• [Your assignment]: Every line of the listing must be repeated in the answer without alteration.

◆ ◆ ◆

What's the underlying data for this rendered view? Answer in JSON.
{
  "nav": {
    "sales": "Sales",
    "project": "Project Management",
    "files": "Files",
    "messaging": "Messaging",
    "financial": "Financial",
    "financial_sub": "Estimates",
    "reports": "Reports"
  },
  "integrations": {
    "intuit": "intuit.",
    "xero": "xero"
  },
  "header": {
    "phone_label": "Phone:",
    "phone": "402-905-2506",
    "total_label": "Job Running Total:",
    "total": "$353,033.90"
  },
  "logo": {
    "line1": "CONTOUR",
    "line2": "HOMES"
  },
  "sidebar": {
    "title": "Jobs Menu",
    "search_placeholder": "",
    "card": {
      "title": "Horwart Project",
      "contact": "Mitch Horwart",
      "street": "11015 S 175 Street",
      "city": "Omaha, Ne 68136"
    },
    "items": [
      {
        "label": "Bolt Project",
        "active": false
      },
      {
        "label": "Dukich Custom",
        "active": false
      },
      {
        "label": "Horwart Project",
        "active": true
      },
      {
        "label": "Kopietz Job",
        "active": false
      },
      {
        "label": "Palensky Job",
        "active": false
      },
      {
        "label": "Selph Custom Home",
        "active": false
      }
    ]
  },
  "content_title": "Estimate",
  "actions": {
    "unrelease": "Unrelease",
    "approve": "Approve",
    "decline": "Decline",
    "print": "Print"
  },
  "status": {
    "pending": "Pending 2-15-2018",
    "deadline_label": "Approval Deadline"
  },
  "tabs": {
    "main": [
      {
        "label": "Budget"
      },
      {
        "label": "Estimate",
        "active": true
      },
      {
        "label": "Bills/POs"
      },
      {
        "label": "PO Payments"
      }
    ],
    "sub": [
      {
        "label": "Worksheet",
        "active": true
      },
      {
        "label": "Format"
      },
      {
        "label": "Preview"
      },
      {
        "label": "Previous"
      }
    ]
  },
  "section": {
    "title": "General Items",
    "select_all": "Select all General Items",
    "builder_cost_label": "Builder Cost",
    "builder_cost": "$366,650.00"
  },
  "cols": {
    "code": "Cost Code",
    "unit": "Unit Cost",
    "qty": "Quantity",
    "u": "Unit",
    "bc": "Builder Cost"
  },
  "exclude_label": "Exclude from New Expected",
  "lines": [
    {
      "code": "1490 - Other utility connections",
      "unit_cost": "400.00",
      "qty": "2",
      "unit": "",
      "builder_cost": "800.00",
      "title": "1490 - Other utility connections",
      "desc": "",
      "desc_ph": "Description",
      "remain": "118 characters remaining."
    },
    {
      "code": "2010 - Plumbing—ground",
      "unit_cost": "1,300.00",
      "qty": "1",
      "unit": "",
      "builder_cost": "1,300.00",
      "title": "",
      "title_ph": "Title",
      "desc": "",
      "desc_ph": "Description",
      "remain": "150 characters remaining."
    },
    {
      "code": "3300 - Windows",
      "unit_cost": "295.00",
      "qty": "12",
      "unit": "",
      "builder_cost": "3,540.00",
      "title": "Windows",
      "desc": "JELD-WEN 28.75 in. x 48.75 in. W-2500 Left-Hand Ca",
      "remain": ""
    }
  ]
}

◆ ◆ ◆

• [Exercise output]:
What's the underlying data for this rendered view? Answer in JSON.
{
  "nav": {
    "sales": "Sales",
    "project": "Project Management",
    "files": "Files",
    "messaging": "Messaging",
    "financial": "Financial",
    "financial_sub": "Estimates",
    "reports": "Reports"
  },
  "integrations": {
    "intuit": "intuit.",
    "xero": "xero"
  },
  "header": {
    "phone_label": "Phone:",
    "phone": "402-905-2506",
    "total_label": "Job Running Total:",
    "total": "$353,033.90"
  },
  "logo": {
    "line1": "CONTOUR",
    "line2": "HOMES"
  },
  "sidebar": {
    "title": "Jobs Menu",
    "search_placeholder": "",
    "card": {
      "title": "Horwart Project",
      "contact": "Mitch Horwart",
      "street": "11015 S 175 Street",
      "city": "Omaha, Ne 68136"
    },
    "items": [
      {
        "label": "Bolt Project",
        "active": false
      },
      {
        "label": "Dukich Custom",
        "active": false
      },
      {
        "label": "Horwart Project",
        "active": true
      },
      {
        "label": "Kopietz Job",
        "active": false
      },
      {
        "label": "Palensky Job",
        "active": false
      },
      {
        "label": "Selph Custom Home",
        "active": false
      }
    ]
  },
  "content_title": "Estimate",
  "actions": {
    "unrelease": "Unrelease",
    "approve": "Approve",
    "decline": "Decline",
    "print": "Print"
  },
  "status": {
    "pending": "Pending 2-15-2018",
    "deadline_label": "Approval Deadline"
  },
  "tabs": {
    "main": [
      {
        "label": "Budget"
      },
      {
        "label": "Estimate",
        "active": true
      },
      {
        "label": "Bills/POs"
      },
      {
        "label": "PO Payments"
      }
    ],
    "sub": [
      {
        "label": "Worksheet",
        "active": true
      },
      {
        "label": "Format"
      },
      {
        "label": "Preview"
      },
      {
        "label": "Previous"
      }
    ]
  },
  "section": {
    "title": "General Items",
    "select_all": "Select all General Items",
    "builder_cost_label": "Builder Cost",
    "builder_cost": "$366,650.00"
  },
  "cols": {
    "code": "Cost Code",
    "unit": "Unit Cost",
    "qty": "Quantity",
    "u": "Unit",
    "bc": "Builder Cost"
  },
  "exclude_label": "Exclude from New Expected",
  "lines": [
    {
      "code": "1490 - Other utility connections",
      "unit_cost": "400.00",
      "qty": "2",
      "unit": "",
      "builder_cost": "800.00",
      "title": "1490 - Other utility connections",
      "desc": "",
      "desc_ph": "Description",
      "remain": "118 characters remaining."
    },
    {
      "code": "2010 - Plumbing—ground",
      "unit_cost": "1,300.00",
      "qty": "1",
      "unit": "",
      "builder_cost": "1,300.00",
      "title": "",
      "title_ph": "Title",
      "desc": "",
      "desc_ph": "Description",
      "remain": "150 characters remaining."
    },
    {
      "code": "3300 - Windows",
      "unit_cost": "295.00",
      "qty": "12",
      "unit": "",
      "builder_cost": "3,540.00",
      "title": "Windows",
      "desc": "JELD-WEN 28.75 in. x 48.75 in. W-2500 Left-Hand Ca",
      "remain": ""
    }
  ]
}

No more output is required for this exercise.